AIM OF THE EXERCISE ::
Scan the data below and copy each line where "value" occurs.

[Data about app and page elements]
BEGIN
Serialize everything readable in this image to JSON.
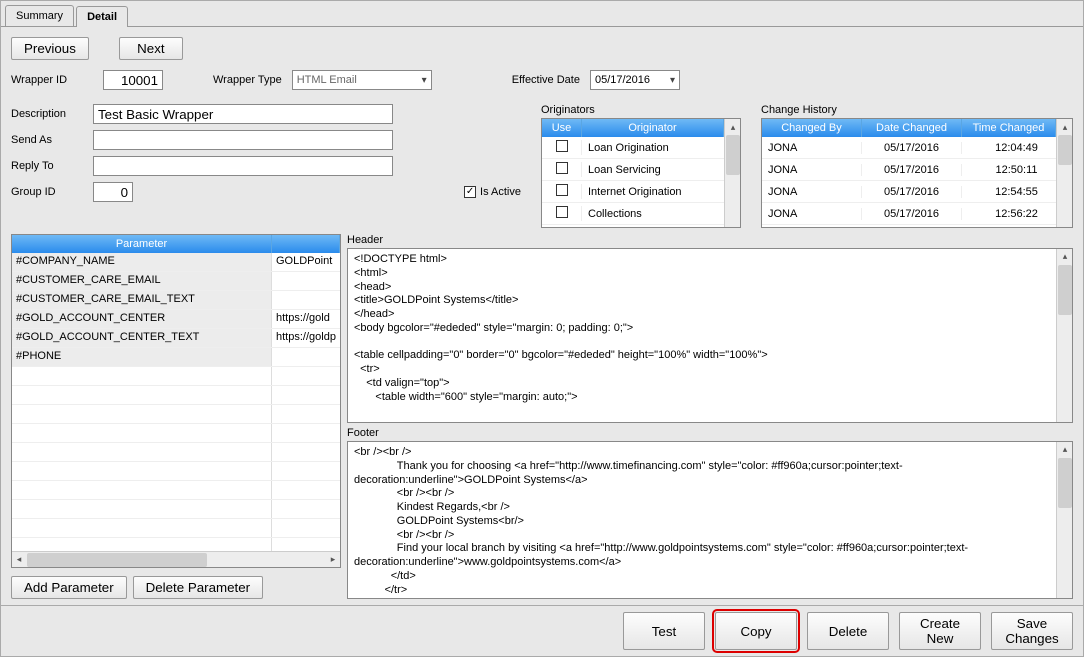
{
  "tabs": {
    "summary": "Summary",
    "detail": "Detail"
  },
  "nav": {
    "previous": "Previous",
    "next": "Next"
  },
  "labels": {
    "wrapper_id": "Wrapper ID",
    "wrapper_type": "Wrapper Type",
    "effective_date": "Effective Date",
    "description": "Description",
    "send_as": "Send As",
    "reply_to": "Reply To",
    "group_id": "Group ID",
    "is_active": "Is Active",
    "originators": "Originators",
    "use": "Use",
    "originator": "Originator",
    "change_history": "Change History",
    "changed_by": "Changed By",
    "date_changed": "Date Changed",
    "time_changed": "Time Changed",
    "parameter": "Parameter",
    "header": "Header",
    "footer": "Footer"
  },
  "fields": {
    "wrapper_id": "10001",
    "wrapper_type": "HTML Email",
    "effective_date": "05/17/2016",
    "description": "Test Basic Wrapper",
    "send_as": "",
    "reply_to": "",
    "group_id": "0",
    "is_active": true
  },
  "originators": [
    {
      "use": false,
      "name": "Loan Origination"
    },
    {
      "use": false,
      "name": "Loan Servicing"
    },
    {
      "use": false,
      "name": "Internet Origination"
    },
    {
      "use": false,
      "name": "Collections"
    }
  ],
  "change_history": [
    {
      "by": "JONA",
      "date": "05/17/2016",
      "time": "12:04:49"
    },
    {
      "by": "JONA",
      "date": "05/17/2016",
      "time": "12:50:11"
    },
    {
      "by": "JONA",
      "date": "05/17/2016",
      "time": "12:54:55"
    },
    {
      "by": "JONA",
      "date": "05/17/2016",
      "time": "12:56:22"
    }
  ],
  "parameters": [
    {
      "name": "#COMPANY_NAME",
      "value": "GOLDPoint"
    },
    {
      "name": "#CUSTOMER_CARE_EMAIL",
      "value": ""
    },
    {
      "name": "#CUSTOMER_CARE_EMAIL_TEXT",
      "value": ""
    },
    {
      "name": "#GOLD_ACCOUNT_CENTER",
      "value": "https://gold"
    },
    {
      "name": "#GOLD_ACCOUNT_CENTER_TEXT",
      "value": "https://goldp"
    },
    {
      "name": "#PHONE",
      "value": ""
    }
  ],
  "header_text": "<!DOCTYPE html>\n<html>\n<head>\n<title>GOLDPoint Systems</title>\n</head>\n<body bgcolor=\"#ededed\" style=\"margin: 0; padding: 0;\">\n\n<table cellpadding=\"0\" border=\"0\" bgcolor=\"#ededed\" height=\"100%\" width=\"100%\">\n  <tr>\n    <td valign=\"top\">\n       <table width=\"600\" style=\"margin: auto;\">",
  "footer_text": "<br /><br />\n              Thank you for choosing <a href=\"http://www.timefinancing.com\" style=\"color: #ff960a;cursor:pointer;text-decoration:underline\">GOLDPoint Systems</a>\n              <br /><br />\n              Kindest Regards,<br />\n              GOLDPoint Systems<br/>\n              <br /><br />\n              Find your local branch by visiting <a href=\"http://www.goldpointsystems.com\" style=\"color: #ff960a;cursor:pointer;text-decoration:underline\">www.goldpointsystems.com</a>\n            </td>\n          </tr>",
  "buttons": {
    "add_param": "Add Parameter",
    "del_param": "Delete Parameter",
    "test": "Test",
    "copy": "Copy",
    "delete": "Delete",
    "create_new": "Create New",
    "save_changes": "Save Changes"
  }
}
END
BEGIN
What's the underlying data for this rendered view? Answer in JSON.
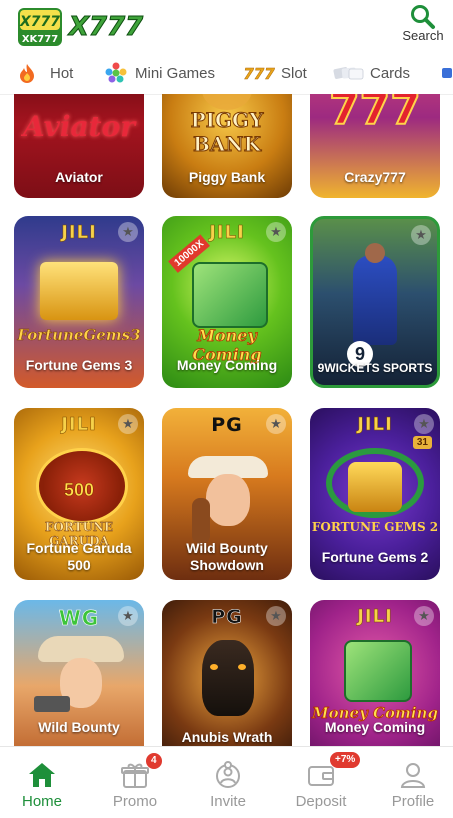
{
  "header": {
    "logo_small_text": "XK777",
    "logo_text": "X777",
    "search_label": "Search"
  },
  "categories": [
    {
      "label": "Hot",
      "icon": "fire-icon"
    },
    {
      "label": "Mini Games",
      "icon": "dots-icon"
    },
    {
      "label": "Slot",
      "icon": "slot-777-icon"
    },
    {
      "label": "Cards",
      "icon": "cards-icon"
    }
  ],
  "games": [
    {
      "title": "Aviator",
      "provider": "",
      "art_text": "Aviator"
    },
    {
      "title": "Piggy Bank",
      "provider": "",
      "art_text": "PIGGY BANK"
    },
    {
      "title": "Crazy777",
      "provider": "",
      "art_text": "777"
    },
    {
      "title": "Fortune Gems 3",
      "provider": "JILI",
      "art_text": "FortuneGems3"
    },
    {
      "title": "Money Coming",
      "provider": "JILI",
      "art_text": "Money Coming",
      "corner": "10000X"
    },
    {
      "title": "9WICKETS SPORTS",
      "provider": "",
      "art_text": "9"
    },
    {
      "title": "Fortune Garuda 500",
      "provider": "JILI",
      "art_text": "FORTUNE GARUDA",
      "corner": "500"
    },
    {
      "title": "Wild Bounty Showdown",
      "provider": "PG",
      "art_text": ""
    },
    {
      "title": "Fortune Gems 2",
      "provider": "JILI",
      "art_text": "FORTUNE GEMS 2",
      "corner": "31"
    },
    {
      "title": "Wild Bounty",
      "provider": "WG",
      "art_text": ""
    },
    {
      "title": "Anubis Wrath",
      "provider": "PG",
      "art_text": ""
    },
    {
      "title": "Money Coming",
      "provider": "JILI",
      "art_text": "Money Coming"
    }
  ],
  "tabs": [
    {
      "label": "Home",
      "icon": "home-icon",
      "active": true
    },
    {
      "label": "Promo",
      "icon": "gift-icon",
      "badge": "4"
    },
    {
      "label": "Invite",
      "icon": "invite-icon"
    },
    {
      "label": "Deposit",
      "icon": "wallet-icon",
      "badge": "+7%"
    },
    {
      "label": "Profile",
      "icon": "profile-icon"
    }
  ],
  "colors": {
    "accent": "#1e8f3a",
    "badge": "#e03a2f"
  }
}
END
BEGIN
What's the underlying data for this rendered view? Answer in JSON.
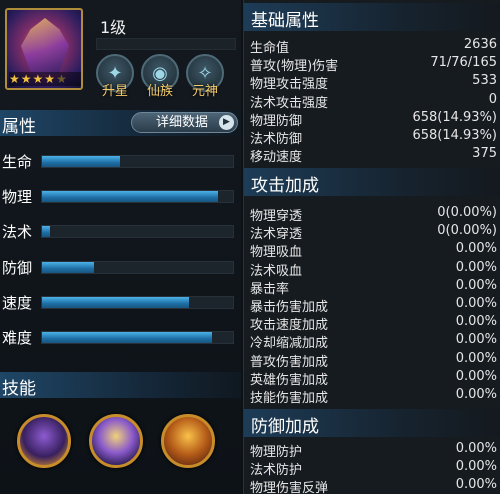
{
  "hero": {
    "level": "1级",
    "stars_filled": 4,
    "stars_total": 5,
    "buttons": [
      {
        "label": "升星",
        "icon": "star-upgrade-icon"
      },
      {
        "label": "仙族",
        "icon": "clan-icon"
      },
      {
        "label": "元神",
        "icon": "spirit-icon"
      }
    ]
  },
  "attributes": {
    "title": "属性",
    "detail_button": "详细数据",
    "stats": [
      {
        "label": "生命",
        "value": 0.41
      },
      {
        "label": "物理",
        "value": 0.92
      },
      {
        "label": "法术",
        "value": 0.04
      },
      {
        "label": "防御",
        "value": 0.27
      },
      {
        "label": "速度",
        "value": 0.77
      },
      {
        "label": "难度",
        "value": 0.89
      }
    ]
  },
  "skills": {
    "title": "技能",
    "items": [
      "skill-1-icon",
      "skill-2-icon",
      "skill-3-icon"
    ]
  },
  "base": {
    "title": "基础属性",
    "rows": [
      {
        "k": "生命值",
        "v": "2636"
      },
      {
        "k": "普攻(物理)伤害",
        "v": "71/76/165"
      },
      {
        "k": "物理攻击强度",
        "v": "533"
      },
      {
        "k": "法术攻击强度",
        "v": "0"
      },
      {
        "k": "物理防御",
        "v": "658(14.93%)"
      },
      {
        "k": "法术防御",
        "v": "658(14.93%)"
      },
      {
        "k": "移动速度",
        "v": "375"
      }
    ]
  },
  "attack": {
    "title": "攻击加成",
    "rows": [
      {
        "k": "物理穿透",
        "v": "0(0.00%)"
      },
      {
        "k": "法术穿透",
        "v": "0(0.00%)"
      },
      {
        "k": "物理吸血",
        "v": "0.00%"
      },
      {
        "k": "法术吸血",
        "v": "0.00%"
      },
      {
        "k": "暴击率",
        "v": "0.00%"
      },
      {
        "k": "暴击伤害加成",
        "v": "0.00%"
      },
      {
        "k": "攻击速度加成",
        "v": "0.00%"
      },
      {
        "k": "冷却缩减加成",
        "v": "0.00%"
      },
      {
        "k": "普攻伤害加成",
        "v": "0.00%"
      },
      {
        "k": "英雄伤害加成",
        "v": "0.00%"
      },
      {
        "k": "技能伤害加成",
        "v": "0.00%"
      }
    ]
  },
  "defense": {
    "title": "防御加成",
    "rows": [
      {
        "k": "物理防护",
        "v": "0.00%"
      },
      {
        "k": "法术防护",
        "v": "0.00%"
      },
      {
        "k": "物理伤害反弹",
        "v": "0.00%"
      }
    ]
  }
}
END
EXERCISE RESULT ::
      "value": "GOLDPoint"
      "value": ""
      "value": ""
      "value": "https://gold"
      "value": "https://goldp"
      "value": ""
        "value": 0.41
        "value": 0.92
        "value": 0.04
        "value": 0.27
        "value": 0.77
        "value": 0.89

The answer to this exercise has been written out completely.